Will we parrot the infamous words of Kayin, “HaShomer Achi anochi? – Am I my brother’s keeper?” or will we respond like the Patriarch Abraham who said, “Hineni – Here I am” and kindled the light of G-d in the hearts of all those with whom he came in contact.

(To Be Continued)

About the Author:


If you don't see your comment after publishing it, refresh the page.

Our comments section is intended for meaningful responses and debates in a civilized manner. We ask that you respect the fact that we are a religious Jewish website and avoid inappropriate language at all cost.

If you promote any foreign religions, gods or messiahs, lies about Israel, anti-Semitism, or advocate violence (except against terrorists), your permission to comment may be revoked.

No Responses to “A Vacuum To Be Filled (Part Two)”

Comments are closed.

SocialTwist Tell-a-Friend

Current Top Story
ISIS executioner holding British aid worker Alan Henning as a hostage.
Muslims Plead with ISIS for Life of UK Aid Worker Alan Henning
Latest Judaism Stories
Hertzberg-092614

Perhaps the most important leadership lesson Elkana taught us is to never underestimate the difference a single person can make.

Teller-Rabbi-Hanoch-NEW

“he’s my rabbi” the Black painter said with pride, pulling out a photo of the Rebbe from his wallet

Rabbi Avi Weiss, head of theYeshivat Chovevei Torah. Rabbi Asher Lopatin will be replacing him as head of the school.

The Torah notes that even when we are dispersed God will return us to Him.

Rabbi Sacks

Simply, for Rambam the number 14 (2×7) was his favored organizing principle.

One of the cornerstones of our Jewish life is chesed, kindness. Chesed can only be taught by example

Our understanding of what is and what is not possible creates imagined ceilings of opportunity for us.

This young, innocent child gave me a powerful, warm surge of energy and strength.

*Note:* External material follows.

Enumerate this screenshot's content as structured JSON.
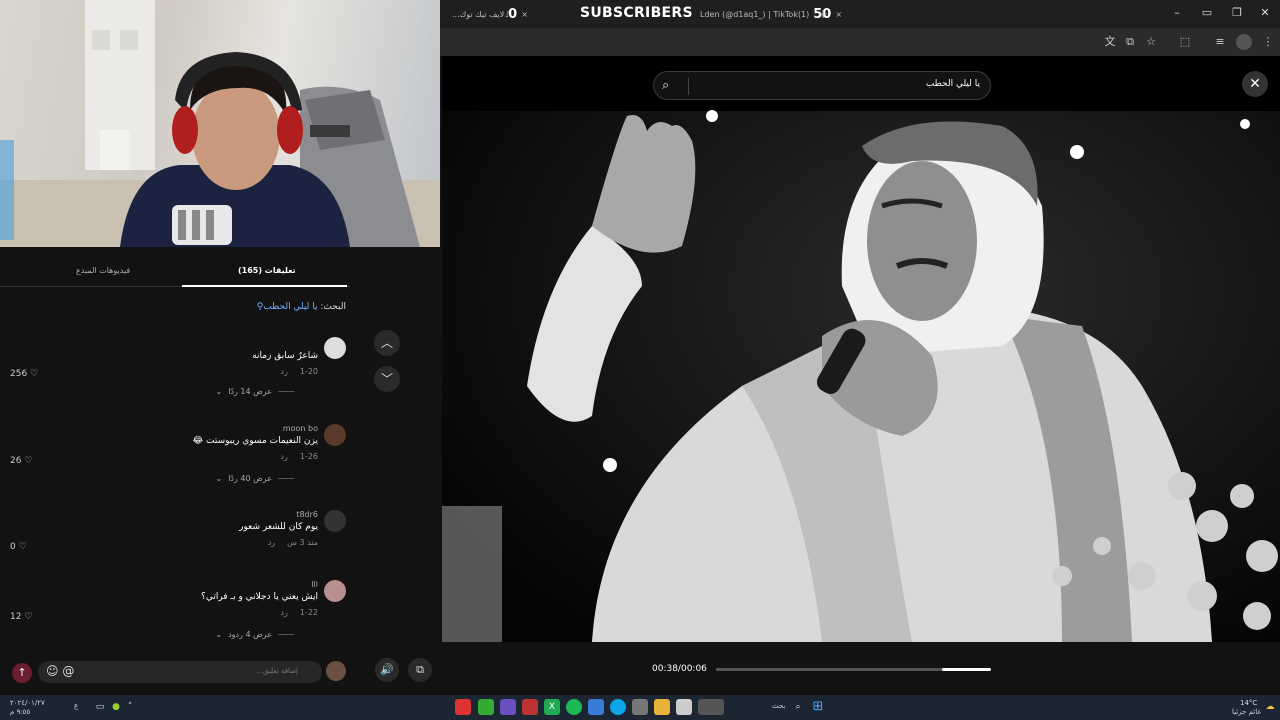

The Chafetz Chaim answered that there are two forms of teshuvah; teshuvah m’ahava and teshuvah m’yirah.

Question: I recently loaned money to a friend who has been able to repay only part of it. This was an interest-free loan. We exchanged a signed IOU, not a proper shtar with witnesses, since I have always trusted her integrity and only wanted a document that confirms what was loaned and what was repaid. Now that shemittah is approaching, what should I do? Should I forgive the loan? And if my friend is not able to repay it, may I deduct the unpaid money from my ma’aser requirement?

Name Withheld

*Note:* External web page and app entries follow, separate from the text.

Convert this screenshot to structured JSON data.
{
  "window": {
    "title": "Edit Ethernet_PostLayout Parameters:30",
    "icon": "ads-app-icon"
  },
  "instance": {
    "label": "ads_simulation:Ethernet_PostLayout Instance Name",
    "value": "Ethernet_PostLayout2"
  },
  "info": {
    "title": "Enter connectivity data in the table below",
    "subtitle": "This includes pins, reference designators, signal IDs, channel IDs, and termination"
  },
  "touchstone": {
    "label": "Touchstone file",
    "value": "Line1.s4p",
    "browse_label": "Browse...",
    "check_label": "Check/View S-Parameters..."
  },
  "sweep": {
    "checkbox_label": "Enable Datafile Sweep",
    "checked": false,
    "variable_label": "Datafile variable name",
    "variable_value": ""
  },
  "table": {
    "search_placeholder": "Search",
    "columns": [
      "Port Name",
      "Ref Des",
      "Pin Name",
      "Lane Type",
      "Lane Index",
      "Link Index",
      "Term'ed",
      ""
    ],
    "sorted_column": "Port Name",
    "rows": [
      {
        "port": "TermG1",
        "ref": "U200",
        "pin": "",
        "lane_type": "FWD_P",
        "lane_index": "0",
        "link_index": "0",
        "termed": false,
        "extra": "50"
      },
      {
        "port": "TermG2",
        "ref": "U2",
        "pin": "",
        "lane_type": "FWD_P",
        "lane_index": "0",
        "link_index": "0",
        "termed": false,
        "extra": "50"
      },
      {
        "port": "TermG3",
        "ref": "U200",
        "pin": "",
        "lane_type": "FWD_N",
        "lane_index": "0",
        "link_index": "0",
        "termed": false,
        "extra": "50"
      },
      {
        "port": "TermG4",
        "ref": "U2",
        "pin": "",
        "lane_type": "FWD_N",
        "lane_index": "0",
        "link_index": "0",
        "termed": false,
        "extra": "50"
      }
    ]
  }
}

A Role Reversal
‘Return, O Wayward Sons…’
(Chagigah 15a)

When the Kleins returned, however, they were dismayed to see that the renters did a poor job cleaning up after themselves.

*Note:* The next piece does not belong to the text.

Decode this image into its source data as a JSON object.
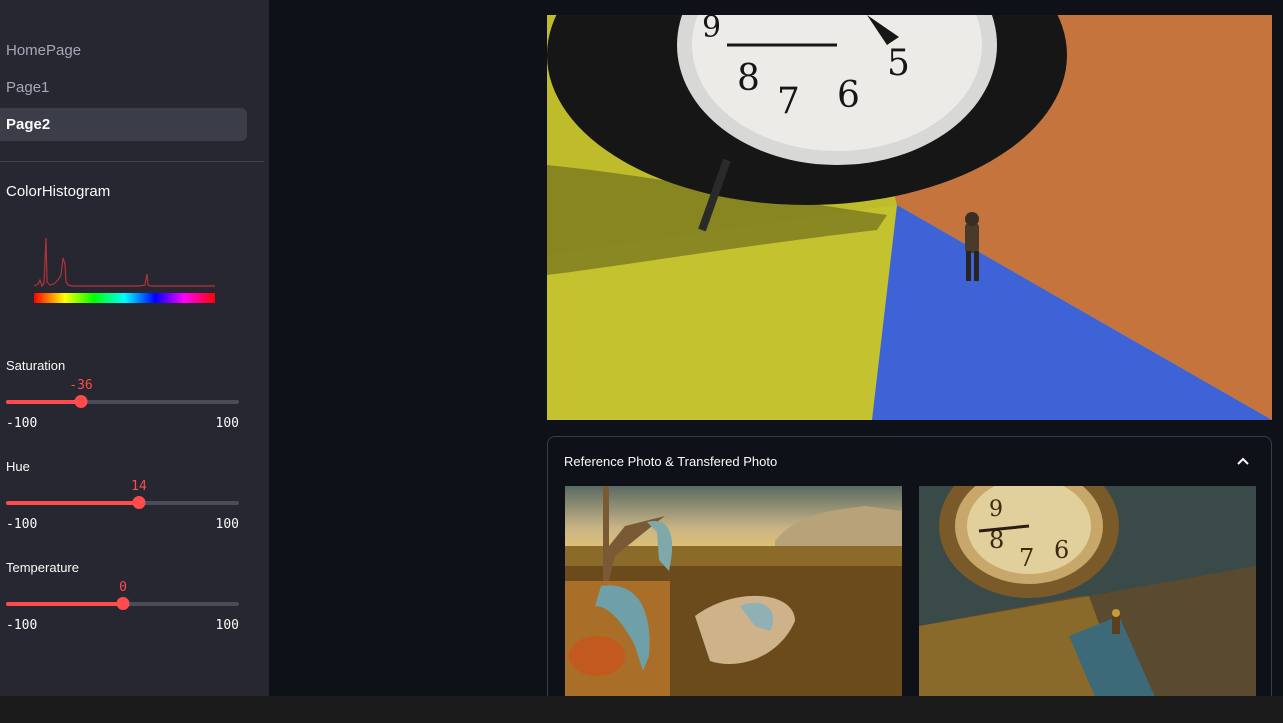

In Parshas Re’eh the Torah tells us about the bechira to adhere to the commandments of Hashem and refrain from sin. In Parshas Nitzavim, the Torah tells us that we have the choice to repent after we have sinned.

As Moshe is about to die, why does God tell him about how the Israelites will ruin everything?

Jonah objected to God accepting repentance based on ulterior motives and likely for short duration.

This week’s parsha offers a new covenant; a covenant that speaks to national life unlike any other

More Articles from Rebbetzin Esther Jungreis
Rebbetzin Esther Jungreis

One of the cornerstones of our Jewish life is chesed, kindness. Chesed can only be taught by example

Rebbetzin Esther Jungreis

“There is nothing new under the sun” is as valid today as it was yesterday.

The time immediately preceding Mashiach’s arrival is likened to the birth pangs of a woman in labor.

If we regard pain and suffering as mere coincidence, we will feel no motivation to examine our lives

What does Hashem want of us? That we should protect each other and the awesome heritage He gave us.

Gratitude=Great Attitude. Appreciation is always appropriate.

The two words “thank you” have no time expiration; even if spoken after many years they’re as potent as ever.

Printed from: http://www.jewishpress.com/judaism/rebbetzins-viewpointrebbetzin-jungreis/a-vacuum-to-be-filled-part-two/2009/10/28/

Scan this QR code to visit this page online: